_Exercise_
In the data that follows, find each line containing "example" and copy it.

Component data from apps and pages
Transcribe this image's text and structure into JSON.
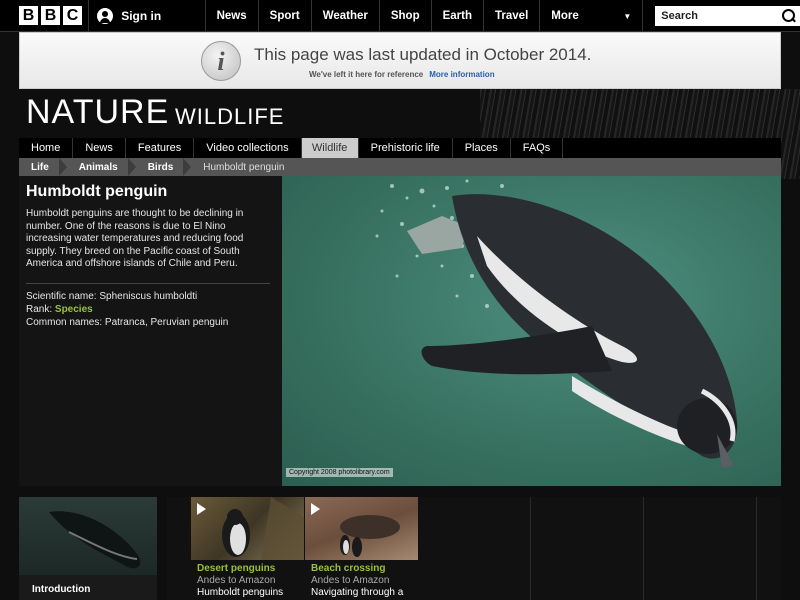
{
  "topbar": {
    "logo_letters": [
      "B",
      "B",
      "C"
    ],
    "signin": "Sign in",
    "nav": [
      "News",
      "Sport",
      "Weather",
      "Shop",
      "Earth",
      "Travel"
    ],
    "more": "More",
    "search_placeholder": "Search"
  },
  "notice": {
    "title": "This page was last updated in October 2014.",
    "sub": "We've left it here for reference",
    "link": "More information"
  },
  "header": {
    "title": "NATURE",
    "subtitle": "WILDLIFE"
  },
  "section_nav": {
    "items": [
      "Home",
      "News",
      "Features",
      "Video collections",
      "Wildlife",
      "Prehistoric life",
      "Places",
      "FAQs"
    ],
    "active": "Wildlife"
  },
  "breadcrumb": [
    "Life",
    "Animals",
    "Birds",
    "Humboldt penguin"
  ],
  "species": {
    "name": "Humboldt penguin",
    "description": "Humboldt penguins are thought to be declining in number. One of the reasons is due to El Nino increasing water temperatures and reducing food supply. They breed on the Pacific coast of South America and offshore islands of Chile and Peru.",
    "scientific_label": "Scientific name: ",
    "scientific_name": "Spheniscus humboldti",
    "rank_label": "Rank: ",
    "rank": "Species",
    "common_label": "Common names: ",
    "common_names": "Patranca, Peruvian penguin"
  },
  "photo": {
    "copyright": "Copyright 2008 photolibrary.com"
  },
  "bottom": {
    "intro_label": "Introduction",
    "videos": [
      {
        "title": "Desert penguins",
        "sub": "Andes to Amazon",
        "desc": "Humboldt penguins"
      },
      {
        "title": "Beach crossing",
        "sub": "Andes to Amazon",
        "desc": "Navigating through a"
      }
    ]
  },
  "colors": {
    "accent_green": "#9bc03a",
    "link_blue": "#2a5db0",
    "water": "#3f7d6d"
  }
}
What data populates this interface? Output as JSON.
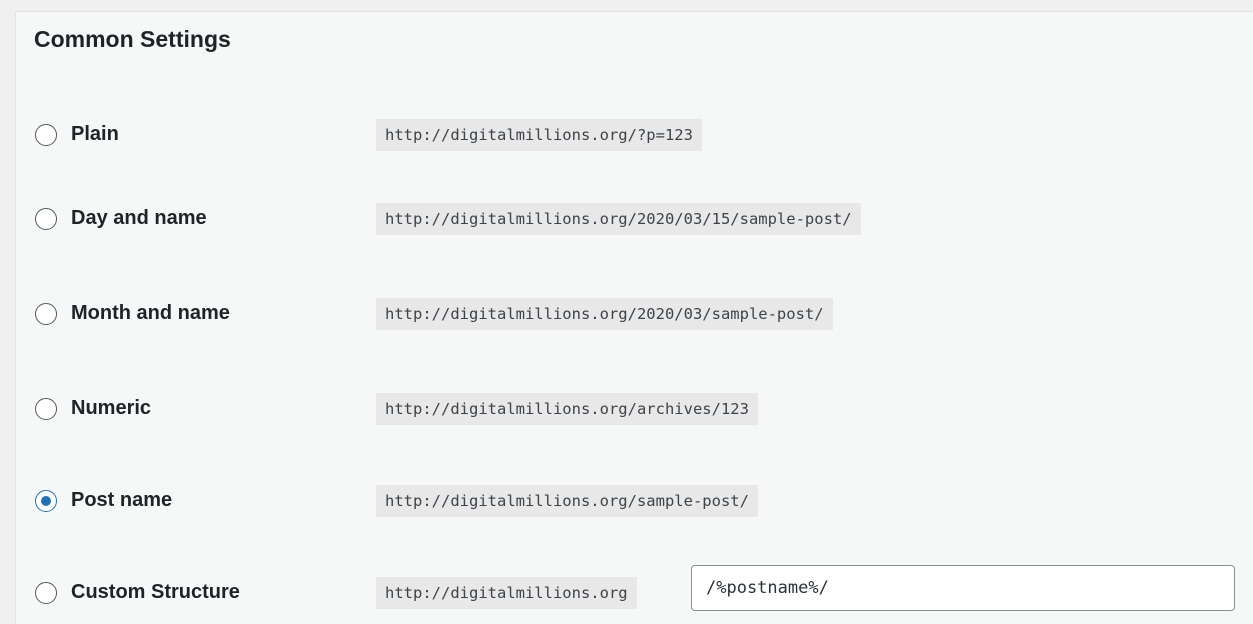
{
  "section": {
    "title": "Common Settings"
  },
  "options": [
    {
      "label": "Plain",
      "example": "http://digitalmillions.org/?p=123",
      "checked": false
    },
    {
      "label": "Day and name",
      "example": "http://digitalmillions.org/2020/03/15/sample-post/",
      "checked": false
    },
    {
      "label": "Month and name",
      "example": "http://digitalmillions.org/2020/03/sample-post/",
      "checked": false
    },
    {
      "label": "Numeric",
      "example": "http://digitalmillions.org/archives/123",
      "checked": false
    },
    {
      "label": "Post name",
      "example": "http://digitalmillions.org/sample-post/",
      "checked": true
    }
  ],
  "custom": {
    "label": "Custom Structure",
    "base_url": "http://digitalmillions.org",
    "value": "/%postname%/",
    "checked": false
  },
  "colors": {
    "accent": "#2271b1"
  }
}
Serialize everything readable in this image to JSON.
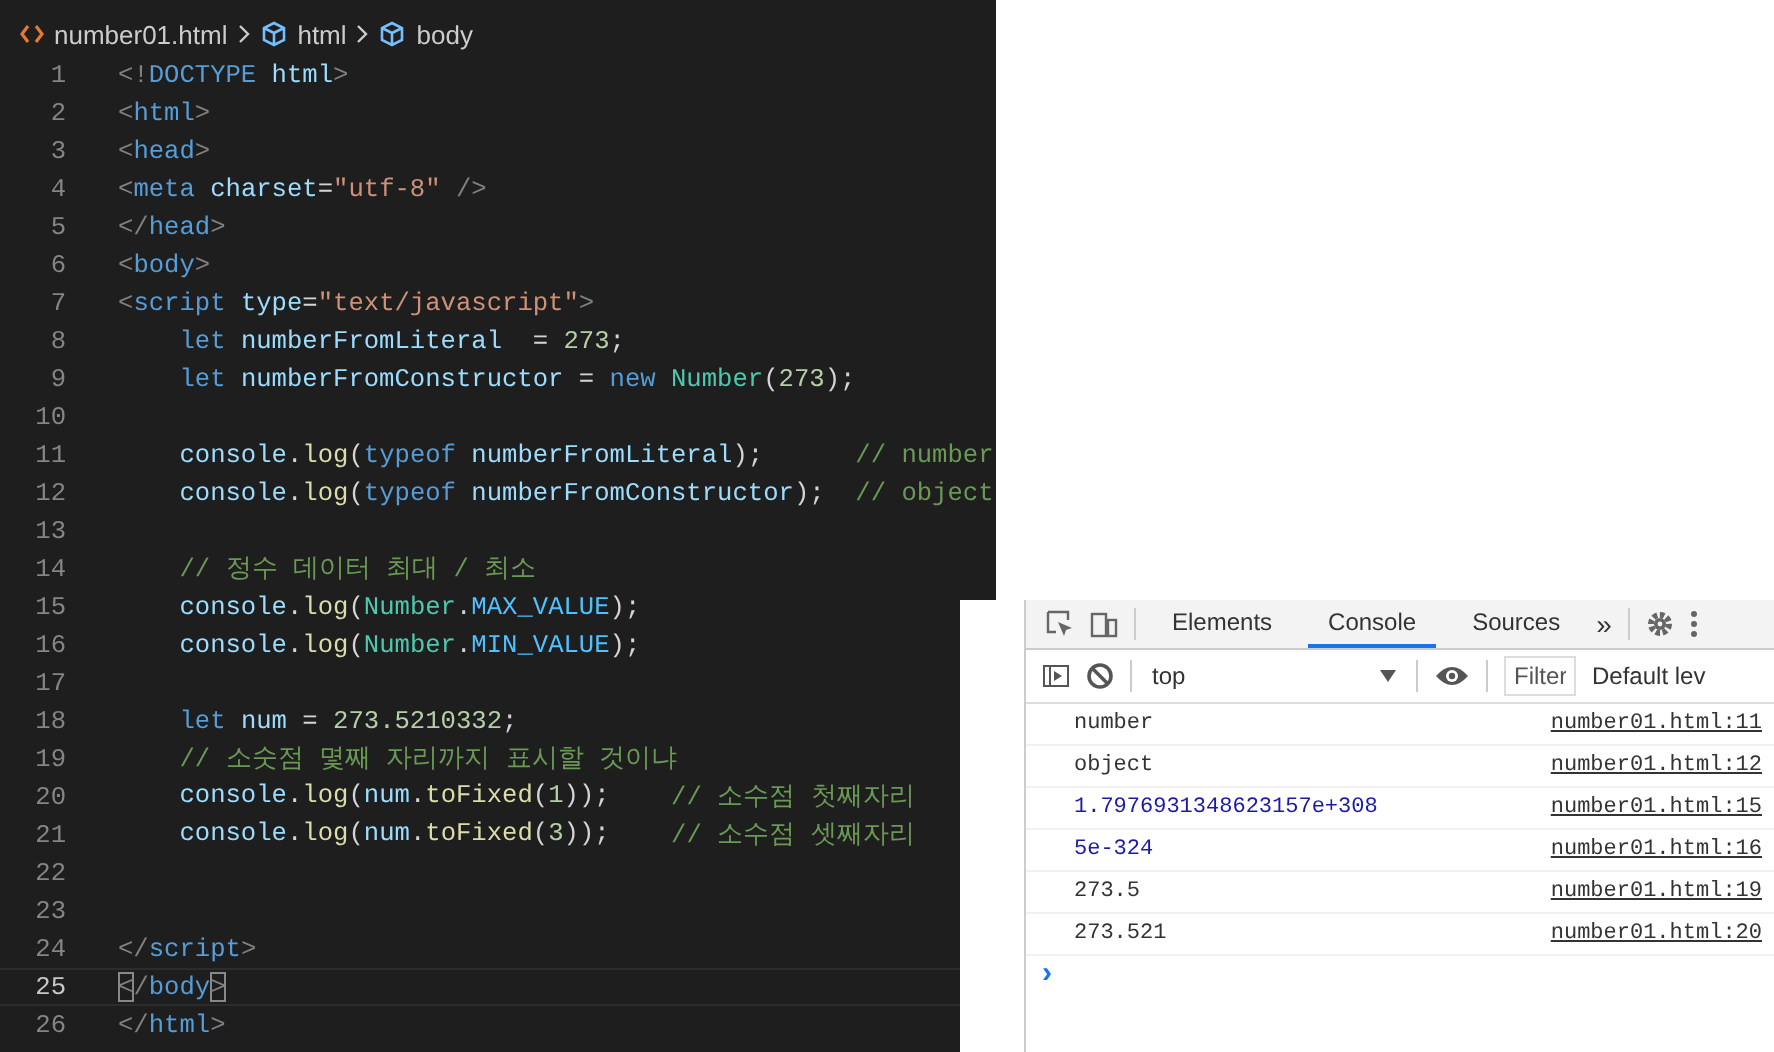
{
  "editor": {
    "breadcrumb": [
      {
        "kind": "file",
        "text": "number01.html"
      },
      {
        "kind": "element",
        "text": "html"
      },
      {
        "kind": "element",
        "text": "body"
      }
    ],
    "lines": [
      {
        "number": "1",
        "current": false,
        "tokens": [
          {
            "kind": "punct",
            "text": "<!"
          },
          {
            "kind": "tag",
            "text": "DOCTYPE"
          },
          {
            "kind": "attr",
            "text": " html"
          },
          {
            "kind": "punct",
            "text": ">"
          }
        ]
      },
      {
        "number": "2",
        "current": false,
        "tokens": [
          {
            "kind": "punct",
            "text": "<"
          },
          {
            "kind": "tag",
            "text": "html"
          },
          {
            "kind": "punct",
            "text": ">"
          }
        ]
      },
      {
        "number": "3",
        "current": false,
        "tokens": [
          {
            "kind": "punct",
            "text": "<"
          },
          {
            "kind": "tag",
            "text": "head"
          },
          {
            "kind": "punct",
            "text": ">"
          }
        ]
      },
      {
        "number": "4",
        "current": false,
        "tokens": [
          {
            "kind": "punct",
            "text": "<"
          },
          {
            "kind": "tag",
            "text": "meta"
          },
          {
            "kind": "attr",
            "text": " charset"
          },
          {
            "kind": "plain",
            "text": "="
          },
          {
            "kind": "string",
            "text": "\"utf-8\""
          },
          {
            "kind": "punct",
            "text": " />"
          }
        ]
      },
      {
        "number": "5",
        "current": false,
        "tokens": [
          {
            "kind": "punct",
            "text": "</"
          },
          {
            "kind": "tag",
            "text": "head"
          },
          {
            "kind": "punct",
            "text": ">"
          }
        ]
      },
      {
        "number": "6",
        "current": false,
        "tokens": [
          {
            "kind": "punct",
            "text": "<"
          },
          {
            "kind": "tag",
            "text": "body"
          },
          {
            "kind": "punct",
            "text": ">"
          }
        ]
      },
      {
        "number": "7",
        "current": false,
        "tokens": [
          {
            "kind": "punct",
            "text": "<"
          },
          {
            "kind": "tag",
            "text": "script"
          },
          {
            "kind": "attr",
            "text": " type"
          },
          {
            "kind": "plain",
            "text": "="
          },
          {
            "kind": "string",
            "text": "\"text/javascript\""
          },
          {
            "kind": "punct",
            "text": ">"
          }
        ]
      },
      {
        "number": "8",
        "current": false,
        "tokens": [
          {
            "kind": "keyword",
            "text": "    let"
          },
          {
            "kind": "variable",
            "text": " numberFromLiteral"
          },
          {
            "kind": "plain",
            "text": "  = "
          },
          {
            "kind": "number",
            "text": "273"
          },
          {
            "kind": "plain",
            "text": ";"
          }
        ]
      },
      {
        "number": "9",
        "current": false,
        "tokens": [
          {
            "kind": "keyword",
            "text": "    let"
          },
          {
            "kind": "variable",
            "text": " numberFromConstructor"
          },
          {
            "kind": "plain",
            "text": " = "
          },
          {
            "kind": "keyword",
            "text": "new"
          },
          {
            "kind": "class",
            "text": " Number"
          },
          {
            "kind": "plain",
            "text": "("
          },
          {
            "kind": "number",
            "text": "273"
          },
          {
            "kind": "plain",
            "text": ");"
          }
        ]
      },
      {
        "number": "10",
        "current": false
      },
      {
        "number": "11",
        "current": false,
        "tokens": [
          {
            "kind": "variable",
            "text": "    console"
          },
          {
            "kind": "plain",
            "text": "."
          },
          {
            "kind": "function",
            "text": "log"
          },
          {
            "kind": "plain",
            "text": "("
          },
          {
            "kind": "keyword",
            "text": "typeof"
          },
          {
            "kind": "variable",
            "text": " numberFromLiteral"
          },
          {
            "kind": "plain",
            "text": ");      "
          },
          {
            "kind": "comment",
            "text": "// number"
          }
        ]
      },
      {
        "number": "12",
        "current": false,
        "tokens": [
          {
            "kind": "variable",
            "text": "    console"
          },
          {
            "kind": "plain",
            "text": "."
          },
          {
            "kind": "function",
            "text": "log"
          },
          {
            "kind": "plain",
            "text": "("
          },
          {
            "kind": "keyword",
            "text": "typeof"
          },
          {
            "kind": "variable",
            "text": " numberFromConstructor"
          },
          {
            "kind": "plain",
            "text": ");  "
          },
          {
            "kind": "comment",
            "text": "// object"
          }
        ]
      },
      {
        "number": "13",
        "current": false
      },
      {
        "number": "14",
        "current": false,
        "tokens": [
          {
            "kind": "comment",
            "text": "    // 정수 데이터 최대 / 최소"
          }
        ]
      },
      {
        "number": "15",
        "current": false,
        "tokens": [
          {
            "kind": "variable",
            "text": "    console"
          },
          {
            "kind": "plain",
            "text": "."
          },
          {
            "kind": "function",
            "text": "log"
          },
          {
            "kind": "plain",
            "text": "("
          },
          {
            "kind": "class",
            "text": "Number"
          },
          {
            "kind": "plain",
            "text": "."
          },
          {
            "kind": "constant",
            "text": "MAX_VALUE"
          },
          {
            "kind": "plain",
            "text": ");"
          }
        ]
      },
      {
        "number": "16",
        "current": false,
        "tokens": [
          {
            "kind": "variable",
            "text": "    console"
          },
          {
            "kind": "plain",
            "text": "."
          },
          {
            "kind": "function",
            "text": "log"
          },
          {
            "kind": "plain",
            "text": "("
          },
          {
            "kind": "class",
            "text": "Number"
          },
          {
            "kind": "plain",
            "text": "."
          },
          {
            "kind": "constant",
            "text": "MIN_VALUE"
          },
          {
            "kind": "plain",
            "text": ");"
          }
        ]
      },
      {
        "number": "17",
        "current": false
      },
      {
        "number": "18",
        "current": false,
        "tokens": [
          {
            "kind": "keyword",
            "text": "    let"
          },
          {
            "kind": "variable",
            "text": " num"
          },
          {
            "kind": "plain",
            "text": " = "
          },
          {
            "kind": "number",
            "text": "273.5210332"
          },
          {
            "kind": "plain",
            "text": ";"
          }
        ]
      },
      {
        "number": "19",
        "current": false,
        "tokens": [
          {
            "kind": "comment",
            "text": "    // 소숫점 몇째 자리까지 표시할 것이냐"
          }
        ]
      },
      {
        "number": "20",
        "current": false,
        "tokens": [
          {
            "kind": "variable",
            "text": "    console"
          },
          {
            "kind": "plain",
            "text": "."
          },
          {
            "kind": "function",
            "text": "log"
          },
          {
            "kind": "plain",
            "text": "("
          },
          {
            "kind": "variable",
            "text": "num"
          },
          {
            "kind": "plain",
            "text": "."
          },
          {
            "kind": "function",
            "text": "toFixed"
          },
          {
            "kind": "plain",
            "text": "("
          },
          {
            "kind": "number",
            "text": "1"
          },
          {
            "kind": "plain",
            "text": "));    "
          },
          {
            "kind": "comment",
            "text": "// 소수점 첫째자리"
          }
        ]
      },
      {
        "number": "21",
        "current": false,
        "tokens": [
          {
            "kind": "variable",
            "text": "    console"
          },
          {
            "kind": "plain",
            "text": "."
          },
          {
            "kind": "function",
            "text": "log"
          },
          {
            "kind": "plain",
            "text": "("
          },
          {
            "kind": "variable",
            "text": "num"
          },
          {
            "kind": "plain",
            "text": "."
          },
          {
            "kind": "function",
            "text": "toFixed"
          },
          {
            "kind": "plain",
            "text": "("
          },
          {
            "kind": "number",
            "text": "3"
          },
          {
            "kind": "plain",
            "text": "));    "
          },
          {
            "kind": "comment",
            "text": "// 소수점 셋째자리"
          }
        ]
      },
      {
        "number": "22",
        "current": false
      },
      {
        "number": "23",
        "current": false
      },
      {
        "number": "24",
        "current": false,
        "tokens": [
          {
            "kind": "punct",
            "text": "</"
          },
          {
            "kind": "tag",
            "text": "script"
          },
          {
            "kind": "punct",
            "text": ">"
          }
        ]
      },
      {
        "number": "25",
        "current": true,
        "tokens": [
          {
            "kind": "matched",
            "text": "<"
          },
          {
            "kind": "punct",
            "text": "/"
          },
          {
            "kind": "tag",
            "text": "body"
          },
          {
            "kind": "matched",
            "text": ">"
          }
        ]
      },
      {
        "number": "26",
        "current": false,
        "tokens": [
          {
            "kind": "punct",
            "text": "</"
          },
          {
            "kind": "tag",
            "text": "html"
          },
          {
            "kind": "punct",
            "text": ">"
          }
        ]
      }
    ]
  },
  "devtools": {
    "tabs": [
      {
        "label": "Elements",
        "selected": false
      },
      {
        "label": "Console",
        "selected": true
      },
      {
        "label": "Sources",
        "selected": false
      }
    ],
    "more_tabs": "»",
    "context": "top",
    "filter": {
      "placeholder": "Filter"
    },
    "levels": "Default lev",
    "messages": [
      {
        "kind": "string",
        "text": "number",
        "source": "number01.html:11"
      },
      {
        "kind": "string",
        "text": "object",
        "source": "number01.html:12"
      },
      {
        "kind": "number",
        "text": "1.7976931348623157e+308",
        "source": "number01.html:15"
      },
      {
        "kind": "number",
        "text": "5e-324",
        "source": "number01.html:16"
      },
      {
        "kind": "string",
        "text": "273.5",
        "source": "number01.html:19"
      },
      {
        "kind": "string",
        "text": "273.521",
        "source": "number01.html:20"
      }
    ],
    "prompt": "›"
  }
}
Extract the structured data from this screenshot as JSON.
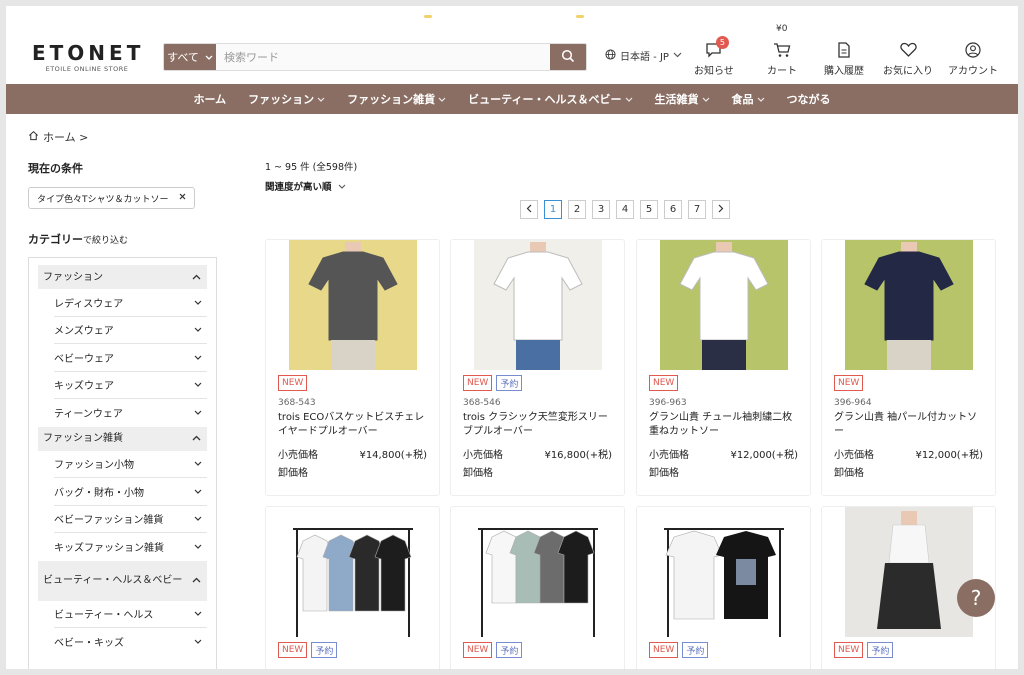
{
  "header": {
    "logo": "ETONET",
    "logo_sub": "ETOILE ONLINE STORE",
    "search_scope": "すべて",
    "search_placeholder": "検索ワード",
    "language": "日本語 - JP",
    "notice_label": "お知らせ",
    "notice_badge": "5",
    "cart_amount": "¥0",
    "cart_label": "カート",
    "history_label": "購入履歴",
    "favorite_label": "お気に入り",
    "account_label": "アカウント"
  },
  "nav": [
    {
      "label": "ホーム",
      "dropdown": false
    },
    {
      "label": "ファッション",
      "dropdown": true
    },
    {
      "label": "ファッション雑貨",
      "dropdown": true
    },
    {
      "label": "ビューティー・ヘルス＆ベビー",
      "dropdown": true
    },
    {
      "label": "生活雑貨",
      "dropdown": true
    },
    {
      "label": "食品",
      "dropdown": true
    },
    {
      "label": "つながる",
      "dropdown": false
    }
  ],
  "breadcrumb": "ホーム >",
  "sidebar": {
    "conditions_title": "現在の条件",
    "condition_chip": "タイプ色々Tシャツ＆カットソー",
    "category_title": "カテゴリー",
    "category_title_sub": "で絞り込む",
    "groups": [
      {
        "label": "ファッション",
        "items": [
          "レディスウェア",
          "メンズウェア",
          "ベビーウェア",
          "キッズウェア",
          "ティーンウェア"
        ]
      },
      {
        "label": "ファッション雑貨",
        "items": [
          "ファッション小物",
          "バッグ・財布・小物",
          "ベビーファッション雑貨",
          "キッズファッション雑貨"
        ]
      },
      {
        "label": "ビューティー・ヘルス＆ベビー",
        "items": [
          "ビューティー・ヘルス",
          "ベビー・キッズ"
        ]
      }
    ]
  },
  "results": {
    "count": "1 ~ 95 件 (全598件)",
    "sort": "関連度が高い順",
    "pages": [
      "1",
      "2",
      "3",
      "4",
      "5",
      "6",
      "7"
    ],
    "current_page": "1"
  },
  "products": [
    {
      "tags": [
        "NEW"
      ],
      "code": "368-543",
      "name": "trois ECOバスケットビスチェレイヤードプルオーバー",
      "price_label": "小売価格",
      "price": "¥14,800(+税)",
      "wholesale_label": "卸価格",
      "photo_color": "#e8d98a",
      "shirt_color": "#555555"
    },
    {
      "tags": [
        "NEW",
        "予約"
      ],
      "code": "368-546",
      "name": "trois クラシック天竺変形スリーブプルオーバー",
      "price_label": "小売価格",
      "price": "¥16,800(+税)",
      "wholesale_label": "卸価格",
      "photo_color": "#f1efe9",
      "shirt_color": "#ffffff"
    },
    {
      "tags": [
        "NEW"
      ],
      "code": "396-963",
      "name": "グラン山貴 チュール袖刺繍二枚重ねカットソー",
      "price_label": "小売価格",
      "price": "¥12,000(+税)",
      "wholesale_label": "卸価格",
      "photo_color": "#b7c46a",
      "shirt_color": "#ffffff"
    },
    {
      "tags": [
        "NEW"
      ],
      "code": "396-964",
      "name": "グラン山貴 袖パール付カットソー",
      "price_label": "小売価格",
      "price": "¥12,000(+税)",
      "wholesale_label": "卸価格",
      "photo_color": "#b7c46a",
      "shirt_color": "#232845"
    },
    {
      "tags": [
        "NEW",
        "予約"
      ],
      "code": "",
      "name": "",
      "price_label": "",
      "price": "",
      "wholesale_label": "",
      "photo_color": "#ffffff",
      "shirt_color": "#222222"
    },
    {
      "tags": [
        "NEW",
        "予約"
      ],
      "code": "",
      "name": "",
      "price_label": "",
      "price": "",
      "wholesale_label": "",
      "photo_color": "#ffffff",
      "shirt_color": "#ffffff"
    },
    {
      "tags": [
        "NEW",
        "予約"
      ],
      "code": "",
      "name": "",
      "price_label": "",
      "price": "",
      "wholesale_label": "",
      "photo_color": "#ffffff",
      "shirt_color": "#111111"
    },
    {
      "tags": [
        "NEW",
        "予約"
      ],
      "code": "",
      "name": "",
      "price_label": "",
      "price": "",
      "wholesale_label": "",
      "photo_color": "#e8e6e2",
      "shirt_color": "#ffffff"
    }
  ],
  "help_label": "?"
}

_Reply_
      "example": "http://digitalmillions.org/?p=123",
      "example": "http://digitalmillions.org/2020/03/15/sample-post/",
      "example": "http://digitalmillions.org/2020/03/sample-post/",
      "example": "http://digitalmillions.org/archives/123",
      "example": "http://digitalmillions.org/sample-post/",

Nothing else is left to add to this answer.